Within the last two weeks I, like many others, have been inundated with calls from “pastors” and others urging me to encourage my congregation to “vote Biblical Values!.”   I have seen posts on social media and even people wearing buttons that say “Vote the Bible” or “Vote for Biblical Values!” And so I would like to say first, that I will be voting biblical values!   And not only that but I encourage all Christians to also keep the values we are taught from scripture in mind as you consider your vote on Tuesday.   But the next question, of course is what does that mean? Exactly what values are we supposed to be voting for?   So, in this little article I will simply lay out I consider to be the most important biblical values which we should consider and for this I am going to the Gospels – in fact I am going to start with the Gospel of Luke, chapter 10: Just then a lawyer stood up to test Jesus. “Teacher,” he said, “what must I do to inherit eternal life?” He said t

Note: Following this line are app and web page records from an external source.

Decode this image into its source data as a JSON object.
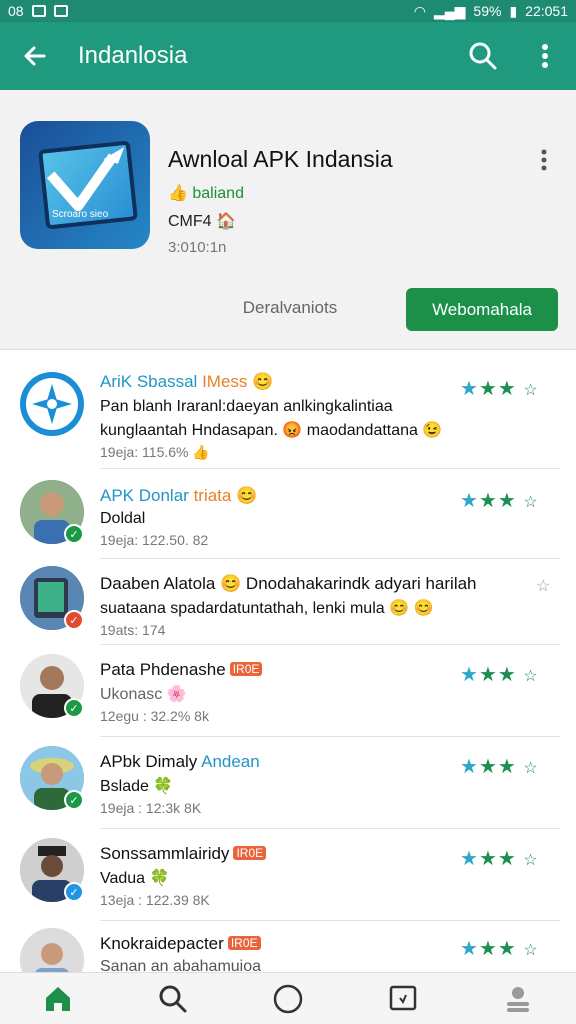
{
  "status_bar": {
    "left_text": "08",
    "battery": "59%",
    "time": "22:051"
  },
  "app_bar": {
    "title": "Indanlosia"
  },
  "hero": {
    "app_name": "Awnloal APK Indansia",
    "developer": "👍 baliand",
    "rating": "CMF4 🏠",
    "size": "3:010:1n",
    "secondary_button": "Deralvaniots",
    "primary_button": "Webomahala",
    "icon_caption": "Scroaro sieo"
  },
  "comments": [
    {
      "name": "AriK Sbassal",
      "name_suffix": "IMess 😊",
      "line2": "Pan blanh Iraranl:daeyan anlkingkalintiaa",
      "line3": "kunglaantah Hndasapan. 😡 maodandattana 😉",
      "meta": "19eja: 115.6% 👍",
      "stars": "★★★ ☆",
      "avatar": "logo",
      "badge": ""
    },
    {
      "name": "APK Donlar",
      "name_suffix": "triata 😊",
      "line2": "Doldal",
      "line3": "",
      "meta": "19eja: 122.50. 82",
      "stars": "★★★ ☆",
      "avatar": "man-blue",
      "badge": "✓"
    },
    {
      "name": "Daaben Alatola 😊 Dnodahakarindk adyari harilah",
      "name_suffix": "",
      "line2": "suataana spadardatuntathah, lenki mula 😊 😊",
      "line3": "",
      "meta": "19ats: 174",
      "stars": "☆",
      "avatar": "phone",
      "badge": "✓"
    },
    {
      "name": "Pata Phdenashe",
      "name_suffix": "IR0E",
      "line2": "Ukonasc 🌸",
      "line3": "",
      "meta": "12egu : 32.2% 8k",
      "stars": "★★★ ☆",
      "avatar": "man-suit",
      "badge": "✓"
    },
    {
      "name": "APbk Dimaly",
      "name_suffix": "Andean",
      "line2": "Bslade 🍀",
      "line3": "",
      "meta": "19eja : 12:3k 8K",
      "stars": "★★★ ☆",
      "avatar": "man-hat",
      "badge": "✓"
    },
    {
      "name": "Sonssammlairidy",
      "name_suffix": "IR0E",
      "line2": "Vadua 🍀",
      "line3": "",
      "meta": "13eja : 122.39 8K",
      "stars": "★★★ ☆",
      "avatar": "man-cap",
      "badge": "✓"
    },
    {
      "name": "Knokraidepacter",
      "name_suffix": "IR0E",
      "line2": "Sanan an abahamuioa",
      "line3": "",
      "meta": "",
      "stars": "★★★ ☆",
      "avatar": "man-plain",
      "badge": ""
    }
  ]
}
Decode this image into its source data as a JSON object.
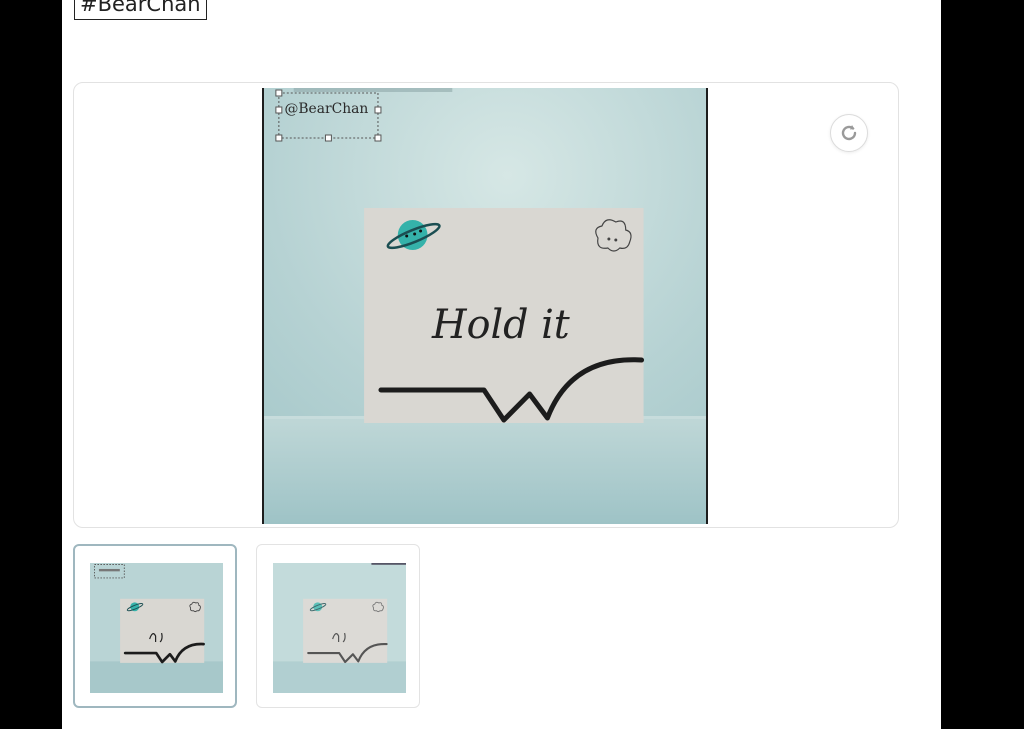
{
  "post": {
    "hashtag": "#BearChan"
  },
  "image": {
    "watermark_text": "@BearChan",
    "card_text": "Hold it",
    "background_color": "#b7d3d4",
    "card_color": "#d8d6d1",
    "planet_color": "#39b5ad"
  },
  "controls": {
    "rotate_icon": "rotate-icon"
  },
  "thumbnails": {
    "selected_index": 0,
    "count": 2
  }
}
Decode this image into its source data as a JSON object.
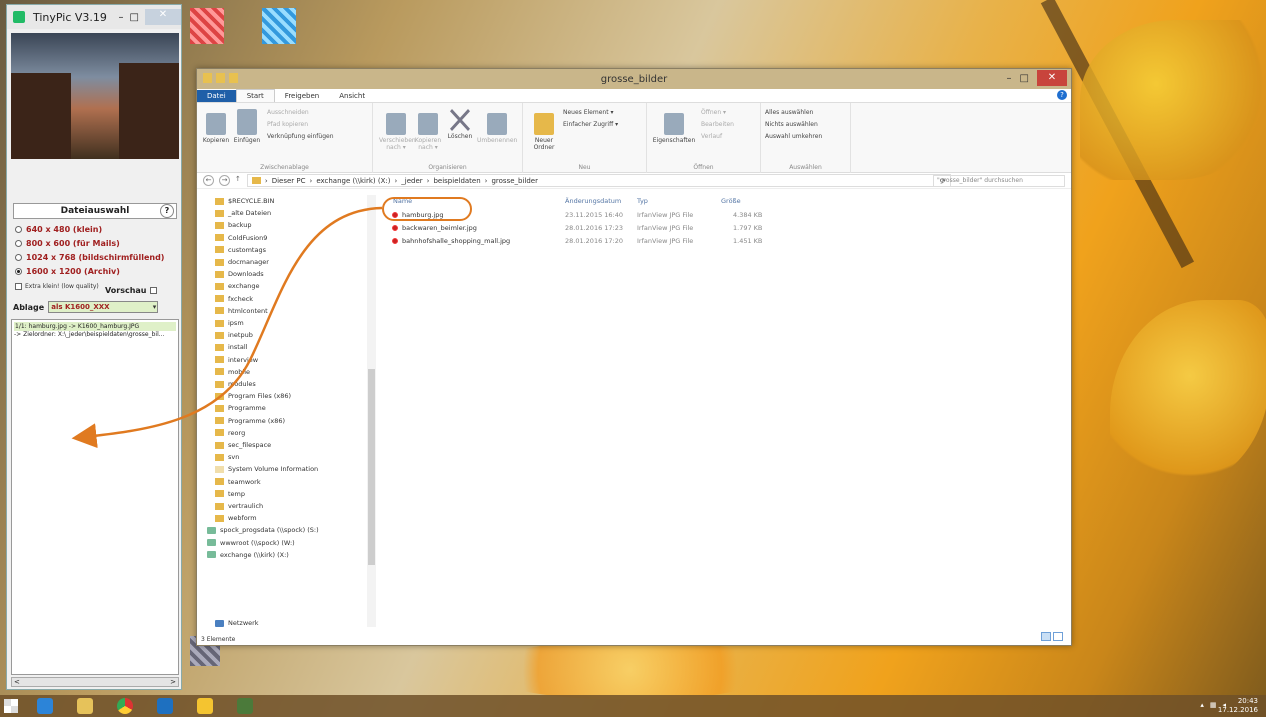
{
  "tinypic": {
    "title": "TinyPic V3.19",
    "min": "–",
    "max": "□",
    "close": "✕",
    "section_title": "Dateiauswahl",
    "help": "?",
    "options": [
      {
        "label": "640 x 480 (klein)",
        "selected": false
      },
      {
        "label": "800 x 600 (für Mails)",
        "selected": false
      },
      {
        "label": "1024 x 768 (bildschirmfüllend)",
        "selected": false
      },
      {
        "label": "1600 x 1200 (Archiv)",
        "selected": true
      }
    ],
    "extra_small": "Extra klein! (low quality)",
    "preview": "Vorschau",
    "ablage_label": "Ablage",
    "ablage_value": "als K1600_XXX",
    "log": [
      "1/1: hamburg.jpg -> K1600_hamburg.JPG",
      "-> Zielordner: X:\\_jeder\\beispieldaten\\grosse_bil..."
    ],
    "scroll_left": "<",
    "scroll_right": ">"
  },
  "explorer": {
    "title": "grosse_bilder",
    "min": "–",
    "max": "□",
    "close": "✕",
    "tabs": [
      "Datei",
      "Start",
      "Freigeben",
      "Ansicht"
    ],
    "ribbon": {
      "clipboard": {
        "caption": "Zwischenablage",
        "copy": "Kopieren",
        "paste": "Einfügen",
        "cut": "Ausschneiden",
        "copy_path": "Pfad kopieren",
        "paste_link": "Verknüpfung einfügen"
      },
      "organize": {
        "caption": "Organisieren",
        "move": "Verschieben nach ▾",
        "copyto": "Kopieren nach ▾",
        "delete": "Löschen",
        "rename": "Umbenennen"
      },
      "new": {
        "caption": "Neu",
        "new_folder": "Neuer Ordner",
        "new_item": "Neues Element ▾",
        "easy_access": "Einfacher Zugriff ▾"
      },
      "open": {
        "caption": "Öffnen",
        "properties": "Eigenschaften",
        "open": "Öffnen ▾",
        "edit": "Bearbeiten",
        "history": "Verlauf"
      },
      "select": {
        "caption": "Auswählen",
        "all": "Alles auswählen",
        "none": "Nichts auswählen",
        "invert": "Auswahl umkehren"
      }
    },
    "path": [
      "Dieser PC",
      "exchange (\\\\kirk) (X:)",
      "_jeder",
      "beispieldaten",
      "grosse_bilder"
    ],
    "search_placeholder": "\"grosse_bilder\" durchsuchen",
    "nav_items": [
      {
        "label": "$RECYCLE.BIN",
        "kind": "folder"
      },
      {
        "label": "_alte Dateien",
        "kind": "folder"
      },
      {
        "label": "backup",
        "kind": "folder"
      },
      {
        "label": "ColdFusion9",
        "kind": "folder"
      },
      {
        "label": "customtags",
        "kind": "folder"
      },
      {
        "label": "docmanager",
        "kind": "folder"
      },
      {
        "label": "Downloads",
        "kind": "folder"
      },
      {
        "label": "exchange",
        "kind": "folder"
      },
      {
        "label": "fxcheck",
        "kind": "folder"
      },
      {
        "label": "htmlcontent",
        "kind": "folder"
      },
      {
        "label": "ipsm",
        "kind": "folder"
      },
      {
        "label": "inetpub",
        "kind": "folder"
      },
      {
        "label": "install",
        "kind": "folder"
      },
      {
        "label": "interview",
        "kind": "folder"
      },
      {
        "label": "mobile",
        "kind": "folder"
      },
      {
        "label": "modules",
        "kind": "folder"
      },
      {
        "label": "Program Files (x86)",
        "kind": "folder"
      },
      {
        "label": "Programme",
        "kind": "folder"
      },
      {
        "label": "Programme (x86)",
        "kind": "folder"
      },
      {
        "label": "reorg",
        "kind": "folder"
      },
      {
        "label": "sec_filespace",
        "kind": "folder"
      },
      {
        "label": "svn",
        "kind": "folder"
      },
      {
        "label": "System Volume Information",
        "kind": "folder-pale"
      },
      {
        "label": "teamwork",
        "kind": "folder"
      },
      {
        "label": "temp",
        "kind": "folder"
      },
      {
        "label": "vertraulich",
        "kind": "folder"
      },
      {
        "label": "webform",
        "kind": "folder"
      },
      {
        "label": "spock_progsdata (\\\\spock) (S:)",
        "kind": "drive"
      },
      {
        "label": "wwwroot (\\\\spock) (W:)",
        "kind": "drive"
      },
      {
        "label": "exchange (\\\\kirk) (X:)",
        "kind": "drive"
      }
    ],
    "network": "Netzwerk",
    "columns": [
      "Name",
      "Änderungsdatum",
      "Typ",
      "Größe"
    ],
    "files": [
      {
        "name": "hamburg.jpg",
        "date": "23.11.2015 16:40",
        "type": "IrfanView JPG File",
        "size": "4.384 KB"
      },
      {
        "name": "backwaren_beimler.jpg",
        "date": "28.01.2016 17:23",
        "type": "IrfanView JPG File",
        "size": "1.797 KB"
      },
      {
        "name": "bahnhofshalle_shopping_mall.jpg",
        "date": "28.01.2016 17:20",
        "type": "IrfanView JPG File",
        "size": "1.451 KB"
      }
    ],
    "status": "3 Elemente"
  },
  "taskbar": {
    "clock_time": "20:43",
    "clock_date": "17.12.2016"
  }
}
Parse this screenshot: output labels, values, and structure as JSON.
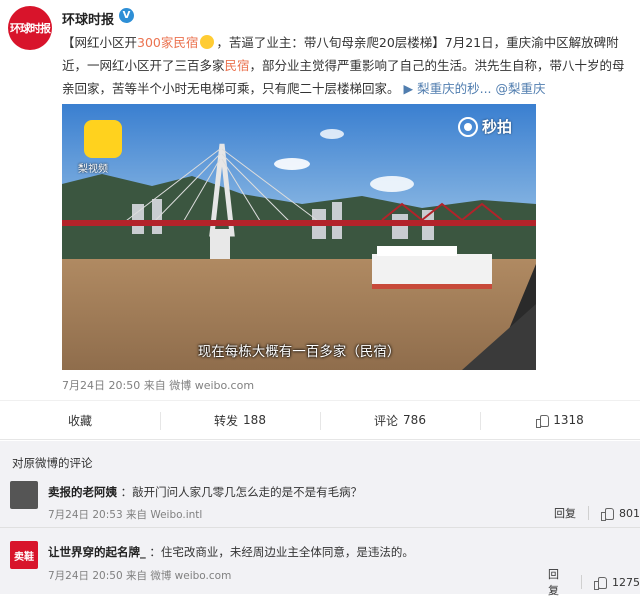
{
  "poster": {
    "name": "环球时报",
    "avatar_text": "环球时报"
  },
  "post": {
    "text_part1": "【网红小区开",
    "text_red1": "300家民宿",
    "text_part2": "，苦逼了业主：带八旬母亲爬20层楼梯】7月21日，重庆渝中区解放碑附近，一网红小区开了三百多家",
    "text_red2": "民宿",
    "text_part3": "，部分业主觉得严重影响了自己的生活。洪先生自称，带八十岁的母亲回家，苦等半个小时无电梯可乘，只有爬二十层楼梯回家。",
    "link1": "梨重庆的秒...",
    "link2": "@梨重庆"
  },
  "video": {
    "app_label": "梨视频",
    "watermark": "秒拍",
    "subtitle": "现在每栋大概有一百多家（民宿）"
  },
  "meta": {
    "time": "7月24日 20:50",
    "source_prefix": "来自",
    "source": "微博 weibo.com"
  },
  "actions": {
    "favorite": "收藏",
    "repost_label": "转发",
    "repost_count": "188",
    "comment_label": "评论",
    "comment_count": "786",
    "like_count": "1318"
  },
  "comments_title": "对原微博的评论",
  "comments": [
    {
      "user": "卖报的老阿姨",
      "text": "：敲开门问人家几零几怎么走的是不是有毛病？",
      "time": "7月24日 20:53",
      "source_prefix": "来自",
      "source": "Weibo.intl",
      "reply": "回复",
      "likes": "801"
    },
    {
      "user": "让世界穿的起名牌_",
      "avatar_text": "卖鞋",
      "text": "：住宅改商业，未经周边业主全体同意，是违法的。",
      "time": "7月24日 20:50",
      "source_prefix": "来自",
      "source": "微博 weibo.com",
      "reply": "回复",
      "likes": "1275"
    }
  ],
  "colors": {
    "accent_red": "#eb7350",
    "link_blue": "#507daf",
    "brand_red": "#d8142b",
    "comments_bg": "#f2f2f5"
  }
}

Reflections The Feast of All Saints – Ruth and John 11

Read the Ruth text here: Ruth 1:1-18 Read the Gospel text here: John 11 The Silence of God I still remember it like it was yesterday.   I was working as a chaplain at Ohio State University Hospitals and I was on call one evening when the buzzer went off late and I had to report to the ICU.   A young girl had been shot and the family had just been told that there was nothing more that could be done for her.   That is when they called for me.   So, I sat with the family through most of the night.   Sometimes we sat in silence, sometimes we cried, sometimes we talked, sometimes we shared scripture.   Near the end of our time as I got up to go, the older brother, who had sat off by himself quietly throughout most of the time, looked at me and said, “Pastor, where is God?   Why is God so silent when we need him the most?” The story of Ruth, which will be our Old Testament lessons both this week and next, begins with similar devastating loss and grief.   A married couple wit